Below are the records. Gather each line that holds "drawable".

### RECORDS SHOWN
____
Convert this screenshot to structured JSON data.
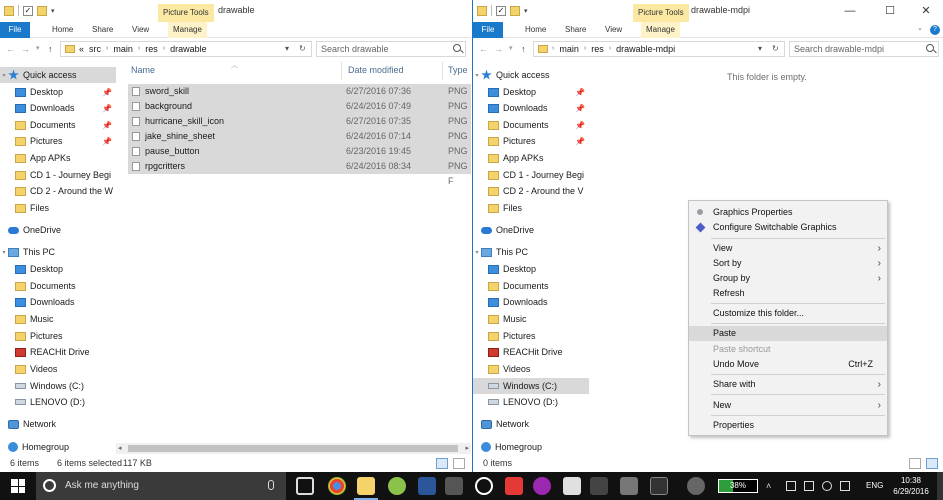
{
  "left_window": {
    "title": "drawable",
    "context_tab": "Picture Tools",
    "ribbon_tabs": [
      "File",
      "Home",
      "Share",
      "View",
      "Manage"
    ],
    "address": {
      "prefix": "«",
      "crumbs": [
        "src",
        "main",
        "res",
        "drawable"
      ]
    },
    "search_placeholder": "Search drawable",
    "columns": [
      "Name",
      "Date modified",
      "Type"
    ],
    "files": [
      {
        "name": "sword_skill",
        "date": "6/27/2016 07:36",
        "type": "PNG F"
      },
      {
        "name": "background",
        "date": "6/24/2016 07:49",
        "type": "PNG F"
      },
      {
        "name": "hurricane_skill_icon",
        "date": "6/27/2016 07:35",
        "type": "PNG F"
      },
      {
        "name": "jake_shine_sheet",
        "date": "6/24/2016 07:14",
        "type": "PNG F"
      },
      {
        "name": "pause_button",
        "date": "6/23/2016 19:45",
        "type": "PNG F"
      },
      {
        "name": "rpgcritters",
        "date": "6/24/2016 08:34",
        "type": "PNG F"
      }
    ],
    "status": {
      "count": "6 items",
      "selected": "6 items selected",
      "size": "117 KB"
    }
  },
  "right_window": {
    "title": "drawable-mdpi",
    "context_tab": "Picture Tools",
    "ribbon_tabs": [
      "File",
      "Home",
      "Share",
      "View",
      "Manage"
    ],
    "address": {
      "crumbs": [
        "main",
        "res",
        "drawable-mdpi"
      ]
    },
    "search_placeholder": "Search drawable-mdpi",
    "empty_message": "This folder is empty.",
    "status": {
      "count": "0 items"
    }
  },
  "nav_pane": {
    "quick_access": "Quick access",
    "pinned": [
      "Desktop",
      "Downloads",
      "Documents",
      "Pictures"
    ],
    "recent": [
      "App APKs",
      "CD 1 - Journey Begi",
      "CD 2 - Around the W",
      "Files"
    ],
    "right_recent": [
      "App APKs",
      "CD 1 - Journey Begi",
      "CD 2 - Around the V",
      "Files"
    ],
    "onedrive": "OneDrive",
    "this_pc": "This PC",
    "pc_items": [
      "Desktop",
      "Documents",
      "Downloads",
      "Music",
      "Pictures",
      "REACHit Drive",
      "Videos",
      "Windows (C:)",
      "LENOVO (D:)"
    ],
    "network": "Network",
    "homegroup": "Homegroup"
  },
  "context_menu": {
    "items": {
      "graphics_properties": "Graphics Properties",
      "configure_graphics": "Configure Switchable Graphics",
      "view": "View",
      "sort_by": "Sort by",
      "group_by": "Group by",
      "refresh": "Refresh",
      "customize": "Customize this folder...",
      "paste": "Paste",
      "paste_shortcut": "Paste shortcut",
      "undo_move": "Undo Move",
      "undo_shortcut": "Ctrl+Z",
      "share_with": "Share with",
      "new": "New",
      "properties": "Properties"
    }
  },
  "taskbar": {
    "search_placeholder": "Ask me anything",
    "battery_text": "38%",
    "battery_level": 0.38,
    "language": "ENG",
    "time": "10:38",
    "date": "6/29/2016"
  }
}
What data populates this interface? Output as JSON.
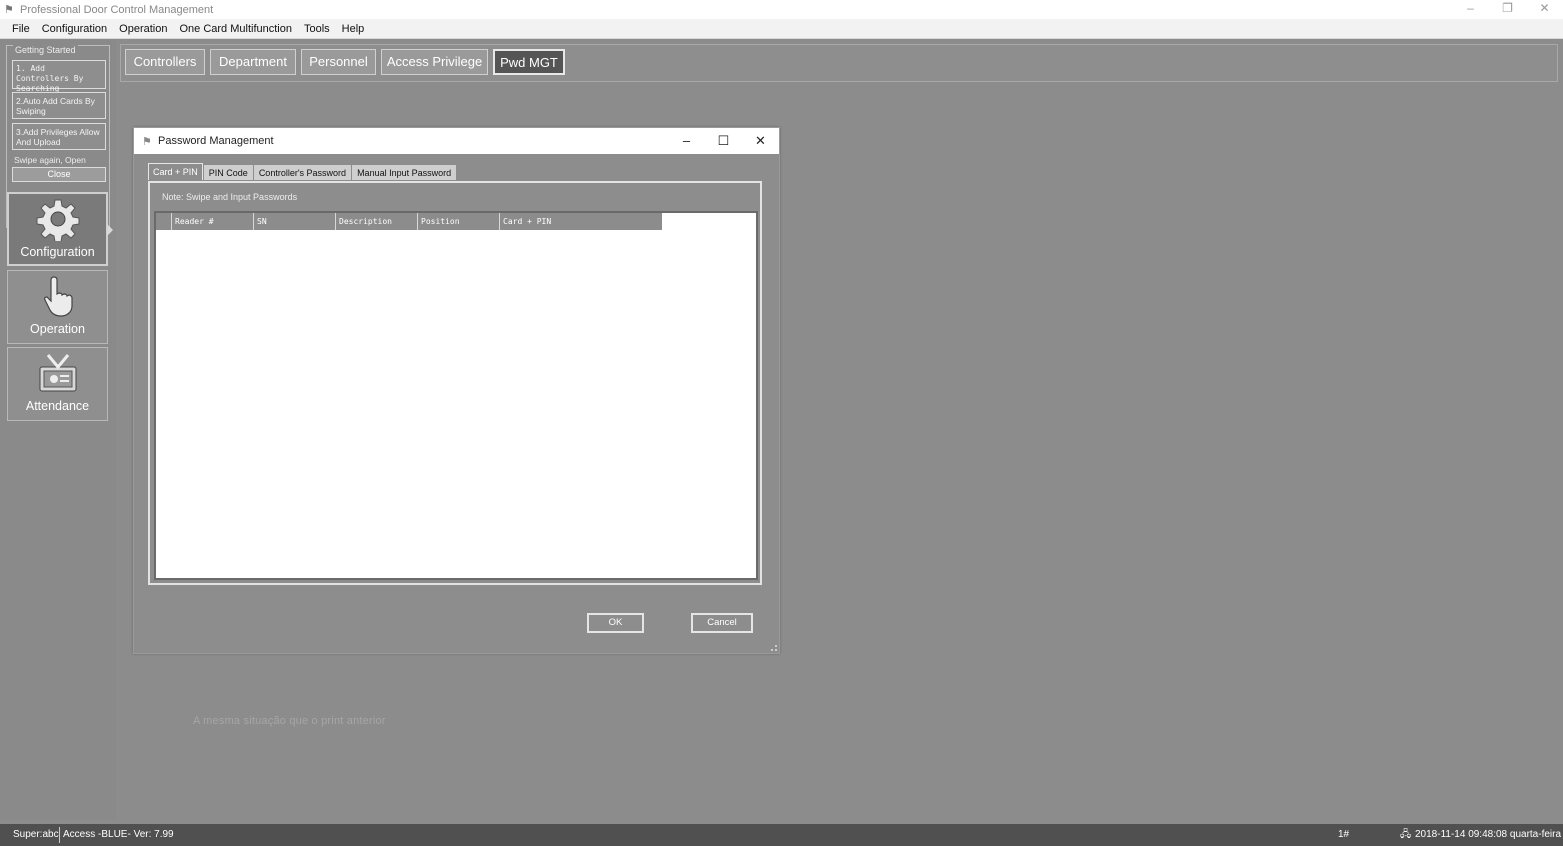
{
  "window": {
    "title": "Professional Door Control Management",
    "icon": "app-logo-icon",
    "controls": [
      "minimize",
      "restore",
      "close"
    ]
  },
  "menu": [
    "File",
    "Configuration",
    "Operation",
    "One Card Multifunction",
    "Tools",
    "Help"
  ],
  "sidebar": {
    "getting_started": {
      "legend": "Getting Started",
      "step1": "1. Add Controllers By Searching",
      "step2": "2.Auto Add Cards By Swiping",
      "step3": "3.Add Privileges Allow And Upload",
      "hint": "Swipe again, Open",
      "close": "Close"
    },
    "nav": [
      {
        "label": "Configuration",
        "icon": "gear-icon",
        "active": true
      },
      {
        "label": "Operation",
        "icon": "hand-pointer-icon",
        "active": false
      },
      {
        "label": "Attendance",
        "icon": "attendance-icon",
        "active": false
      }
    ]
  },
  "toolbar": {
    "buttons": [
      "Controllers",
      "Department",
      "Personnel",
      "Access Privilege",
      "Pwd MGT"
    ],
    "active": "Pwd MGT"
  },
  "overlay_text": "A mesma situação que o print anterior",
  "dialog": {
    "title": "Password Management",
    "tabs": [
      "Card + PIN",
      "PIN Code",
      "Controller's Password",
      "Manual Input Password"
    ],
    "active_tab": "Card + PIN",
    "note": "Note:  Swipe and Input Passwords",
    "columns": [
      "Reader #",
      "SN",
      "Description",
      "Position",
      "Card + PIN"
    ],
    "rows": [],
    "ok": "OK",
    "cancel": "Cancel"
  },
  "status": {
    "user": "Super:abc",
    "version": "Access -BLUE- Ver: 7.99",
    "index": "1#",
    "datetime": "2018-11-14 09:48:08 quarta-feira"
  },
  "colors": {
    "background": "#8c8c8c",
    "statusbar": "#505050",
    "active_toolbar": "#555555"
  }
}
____
### ANSWER TO THIS TASK
    "title": "drawable",
        "drawable"
    "search_placeholder": "Search drawable",
    "title": "drawable-mdpi",
        "drawable-mdpi"
    "search_placeholder": "Search drawable-mdpi",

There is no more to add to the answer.